Pictures are to be dropped from the copy. Retype the listing exactly.

Records supplied =>
== Segment start ==
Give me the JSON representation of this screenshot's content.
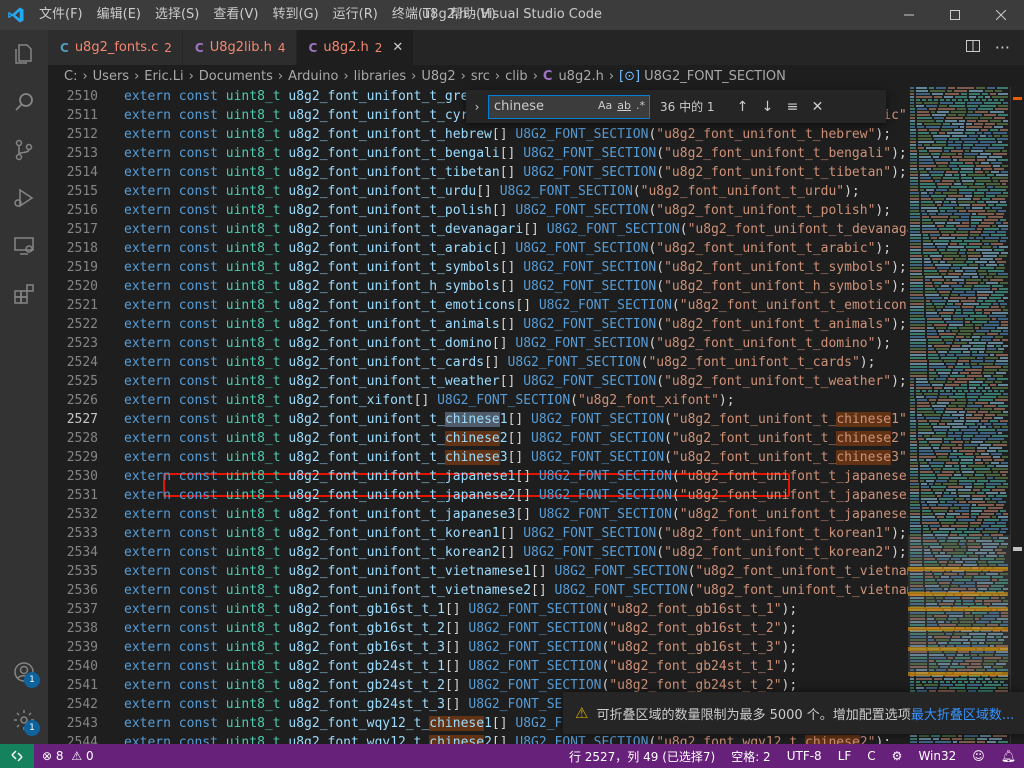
{
  "window": {
    "title": "u8g2.h - Visual Studio Code"
  },
  "menu": [
    "文件(F)",
    "编辑(E)",
    "选择(S)",
    "查看(V)",
    "转到(G)",
    "运行(R)",
    "终端(T)",
    "帮助(H)"
  ],
  "tabs": [
    {
      "icon": "C",
      "name": "u8g2_fonts.c",
      "count": "2",
      "active": false
    },
    {
      "icon": "C",
      "name": "U8g2lib.h",
      "count": "4",
      "active": false
    },
    {
      "icon": "C",
      "name": "u8g2.h",
      "count": "2",
      "active": true
    }
  ],
  "breadcrumb": {
    "parts": [
      "C:",
      "Users",
      "Eric.Li",
      "Documents",
      "Arduino",
      "libraries",
      "U8g2",
      "src",
      "clib"
    ],
    "file": "u8g2.h",
    "symbol": "U8G2_FONT_SECTION"
  },
  "find": {
    "query": "chinese",
    "count": "36 中的 1",
    "opt_case": "Aa",
    "opt_word": "ab",
    "opt_regex": ".*"
  },
  "editor": {
    "current_line": 2527,
    "lines": [
      {
        "n": 2510,
        "name": "u8g2_font_unifont_t_greek"
      },
      {
        "n": 2511,
        "name": "u8g2_font_unifont_t_cyrillic"
      },
      {
        "n": 2512,
        "name": "u8g2_font_unifont_t_hebrew"
      },
      {
        "n": 2513,
        "name": "u8g2_font_unifont_t_bengali"
      },
      {
        "n": 2514,
        "name": "u8g2_font_unifont_t_tibetan"
      },
      {
        "n": 2515,
        "name": "u8g2_font_unifont_t_urdu"
      },
      {
        "n": 2516,
        "name": "u8g2_font_unifont_t_polish"
      },
      {
        "n": 2517,
        "name": "u8g2_font_unifont_t_devanagari"
      },
      {
        "n": 2518,
        "name": "u8g2_font_unifont_t_arabic"
      },
      {
        "n": 2519,
        "name": "u8g2_font_unifont_t_symbols"
      },
      {
        "n": 2520,
        "name": "u8g2_font_unifont_h_symbols"
      },
      {
        "n": 2521,
        "name": "u8g2_font_unifont_t_emoticons"
      },
      {
        "n": 2522,
        "name": "u8g2_font_unifont_t_animals"
      },
      {
        "n": 2523,
        "name": "u8g2_font_unifont_t_domino"
      },
      {
        "n": 2524,
        "name": "u8g2_font_unifont_t_cards"
      },
      {
        "n": 2525,
        "name": "u8g2_font_unifont_t_weather"
      },
      {
        "n": 2526,
        "name": "u8g2_font_xifont"
      },
      {
        "n": 2527,
        "name": "u8g2_font_unifont_t_chinese1"
      },
      {
        "n": 2528,
        "name": "u8g2_font_unifont_t_chinese2"
      },
      {
        "n": 2529,
        "name": "u8g2_font_unifont_t_chinese3"
      },
      {
        "n": 2530,
        "name": "u8g2_font_unifont_t_japanese1"
      },
      {
        "n": 2531,
        "name": "u8g2_font_unifont_t_japanese2"
      },
      {
        "n": 2532,
        "name": "u8g2_font_unifont_t_japanese3"
      },
      {
        "n": 2533,
        "name": "u8g2_font_unifont_t_korean1"
      },
      {
        "n": 2534,
        "name": "u8g2_font_unifont_t_korean2"
      },
      {
        "n": 2535,
        "name": "u8g2_font_unifont_t_vietnamese1"
      },
      {
        "n": 2536,
        "name": "u8g2_font_unifont_t_vietnamese2"
      },
      {
        "n": 2537,
        "name": "u8g2_font_gb16st_t_1"
      },
      {
        "n": 2538,
        "name": "u8g2_font_gb16st_t_2"
      },
      {
        "n": 2539,
        "name": "u8g2_font_gb16st_t_3"
      },
      {
        "n": 2540,
        "name": "u8g2_font_gb24st_t_1"
      },
      {
        "n": 2541,
        "name": "u8g2_font_gb24st_t_2"
      },
      {
        "n": 2542,
        "name": "u8g2_font_gb24st_t_3"
      },
      {
        "n": 2543,
        "name": "u8g2_font_wqy12_t_chinese1"
      },
      {
        "n": 2544,
        "name": "u8g2_font_wqy12_t_chinese2"
      }
    ]
  },
  "notification": {
    "text": "可折叠区域的数量限制为最多 5000 个。增加配置选项",
    "link": "最大折叠区域数..."
  },
  "status": {
    "errors": "8",
    "warnings": "0",
    "position": "行 2527，列 49 (已选择7)",
    "spaces": "空格: 2",
    "encoding": "UTF-8",
    "eol": "LF",
    "language": "C",
    "platform": "Win32",
    "notifications": "1"
  },
  "activity": {
    "accounts_badge": "1",
    "settings_badge": "1"
  },
  "colors": {
    "statusbar": "#68217a",
    "remote": "#16825d",
    "highlight_box": "#e51400"
  }
}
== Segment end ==
The answer =>
Give me the JSON representation of this screenshot's content.
{
  "window": {
    "title": "u8g2.h - Visual Studio Code"
  },
  "menu": [
    "文件(F)",
    "编辑(E)",
    "选择(S)",
    "查看(V)",
    "转到(G)",
    "运行(R)",
    "终端(T)",
    "帮助(H)"
  ],
  "tabs": [
    {
      "icon": "C",
      "name": "u8g2_fonts.c",
      "count": "2",
      "active": false
    },
    {
      "icon": "C",
      "name": "U8g2lib.h",
      "count": "4",
      "active": false
    },
    {
      "icon": "C",
      "name": "u8g2.h",
      "count": "2",
      "active": true
    }
  ],
  "breadcrumb": {
    "parts": [
      "C:",
      "Users",
      "Eric.Li",
      "Documents",
      "Arduino",
      "libraries",
      "U8g2",
      "src",
      "clib"
    ],
    "file": "u8g2.h",
    "symbol": "U8G2_FONT_SECTION"
  },
  "find": {
    "query": "chinese",
    "count": "36 中的 1",
    "opt_case": "Aa",
    "opt_word": "ab",
    "opt_regex": ".*"
  },
  "editor": {
    "current_line": 2527,
    "lines": [
      {
        "n": 2510,
        "name": "u8g2_font_unifont_t_greek"
      },
      {
        "n": 2511,
        "name": "u8g2_font_unifont_t_cyrillic"
      },
      {
        "n": 2512,
        "name": "u8g2_font_unifont_t_hebrew"
      },
      {
        "n": 2513,
        "name": "u8g2_font_unifont_t_bengali"
      },
      {
        "n": 2514,
        "name": "u8g2_font_unifont_t_tibetan"
      },
      {
        "n": 2515,
        "name": "u8g2_font_unifont_t_urdu"
      },
      {
        "n": 2516,
        "name": "u8g2_font_unifont_t_polish"
      },
      {
        "n": 2517,
        "name": "u8g2_font_unifont_t_devanagari"
      },
      {
        "n": 2518,
        "name": "u8g2_font_unifont_t_arabic"
      },
      {
        "n": 2519,
        "name": "u8g2_font_unifont_t_symbols"
      },
      {
        "n": 2520,
        "name": "u8g2_font_unifont_h_symbols"
      },
      {
        "n": 2521,
        "name": "u8g2_font_unifont_t_emoticons"
      },
      {
        "n": 2522,
        "name": "u8g2_font_unifont_t_animals"
      },
      {
        "n": 2523,
        "name": "u8g2_font_unifont_t_domino"
      },
      {
        "n": 2524,
        "name": "u8g2_font_unifont_t_cards"
      },
      {
        "n": 2525,
        "name": "u8g2_font_unifont_t_weather"
      },
      {
        "n": 2526,
        "name": "u8g2_font_xifont"
      },
      {
        "n": 2527,
        "name": "u8g2_font_unifont_t_chinese1"
      },
      {
        "n": 2528,
        "name": "u8g2_font_unifont_t_chinese2"
      },
      {
        "n": 2529,
        "name": "u8g2_font_unifont_t_chinese3"
      },
      {
        "n": 2530,
        "name": "u8g2_font_unifont_t_japanese1"
      },
      {
        "n": 2531,
        "name": "u8g2_font_unifont_t_japanese2"
      },
      {
        "n": 2532,
        "name": "u8g2_font_unifont_t_japanese3"
      },
      {
        "n": 2533,
        "name": "u8g2_font_unifont_t_korean1"
      },
      {
        "n": 2534,
        "name": "u8g2_font_unifont_t_korean2"
      },
      {
        "n": 2535,
        "name": "u8g2_font_unifont_t_vietnamese1"
      },
      {
        "n": 2536,
        "name": "u8g2_font_unifont_t_vietnamese2"
      },
      {
        "n": 2537,
        "name": "u8g2_font_gb16st_t_1"
      },
      {
        "n": 2538,
        "name": "u8g2_font_gb16st_t_2"
      },
      {
        "n": 2539,
        "name": "u8g2_font_gb16st_t_3"
      },
      {
        "n": 2540,
        "name": "u8g2_font_gb24st_t_1"
      },
      {
        "n": 2541,
        "name": "u8g2_font_gb24st_t_2"
      },
      {
        "n": 2542,
        "name": "u8g2_font_gb24st_t_3"
      },
      {
        "n": 2543,
        "name": "u8g2_font_wqy12_t_chinese1"
      },
      {
        "n": 2544,
        "name": "u8g2_font_wqy12_t_chinese2"
      }
    ]
  },
  "notification": {
    "text": "可折叠区域的数量限制为最多 5000 个。增加配置选项",
    "link": "最大折叠区域数..."
  },
  "status": {
    "errors": "8",
    "warnings": "0",
    "position": "行 2527，列 49 (已选择7)",
    "spaces": "空格: 2",
    "encoding": "UTF-8",
    "eol": "LF",
    "language": "C",
    "platform": "Win32",
    "notifications": "1"
  },
  "activity": {
    "accounts_badge": "1",
    "settings_badge": "1"
  },
  "colors": {
    "statusbar": "#68217a",
    "remote": "#16825d",
    "highlight_box": "#e51400"
  }
}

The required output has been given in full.